======== Data supplied ========

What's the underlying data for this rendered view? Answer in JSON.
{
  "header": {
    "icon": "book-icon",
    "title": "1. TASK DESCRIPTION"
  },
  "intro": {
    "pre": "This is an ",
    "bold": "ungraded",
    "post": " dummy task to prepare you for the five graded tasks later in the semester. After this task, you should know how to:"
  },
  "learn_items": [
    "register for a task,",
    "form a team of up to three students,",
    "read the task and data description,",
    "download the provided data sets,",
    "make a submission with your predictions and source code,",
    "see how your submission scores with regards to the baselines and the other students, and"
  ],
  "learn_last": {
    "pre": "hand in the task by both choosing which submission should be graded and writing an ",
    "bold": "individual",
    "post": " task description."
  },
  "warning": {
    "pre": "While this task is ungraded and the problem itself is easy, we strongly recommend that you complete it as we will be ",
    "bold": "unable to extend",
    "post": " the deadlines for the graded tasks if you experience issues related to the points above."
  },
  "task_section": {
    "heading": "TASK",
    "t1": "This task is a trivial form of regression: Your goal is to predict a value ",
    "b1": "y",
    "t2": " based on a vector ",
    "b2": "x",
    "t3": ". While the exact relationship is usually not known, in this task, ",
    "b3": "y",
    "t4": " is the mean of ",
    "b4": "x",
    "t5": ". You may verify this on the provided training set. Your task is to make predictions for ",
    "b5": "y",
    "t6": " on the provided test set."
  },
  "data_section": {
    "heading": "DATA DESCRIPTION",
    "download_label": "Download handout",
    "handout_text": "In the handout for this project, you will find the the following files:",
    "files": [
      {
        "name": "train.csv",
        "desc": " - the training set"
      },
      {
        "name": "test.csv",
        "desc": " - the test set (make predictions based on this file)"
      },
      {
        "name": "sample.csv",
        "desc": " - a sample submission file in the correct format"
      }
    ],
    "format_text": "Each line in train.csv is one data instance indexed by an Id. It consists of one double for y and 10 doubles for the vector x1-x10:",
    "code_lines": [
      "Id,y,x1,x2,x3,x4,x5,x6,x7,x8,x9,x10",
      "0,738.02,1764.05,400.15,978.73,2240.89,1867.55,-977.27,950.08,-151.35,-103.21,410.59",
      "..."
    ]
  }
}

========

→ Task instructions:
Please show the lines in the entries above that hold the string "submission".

→ Written solution:
    "make a submission with your predictions and source code,",
    "see how your submission scores with regards to the baselines and the other students, and"
    "pre": "hand in the task by both choosing which submission should be graded and writing an ",
        "desc": " - a sample submission file in the correct format"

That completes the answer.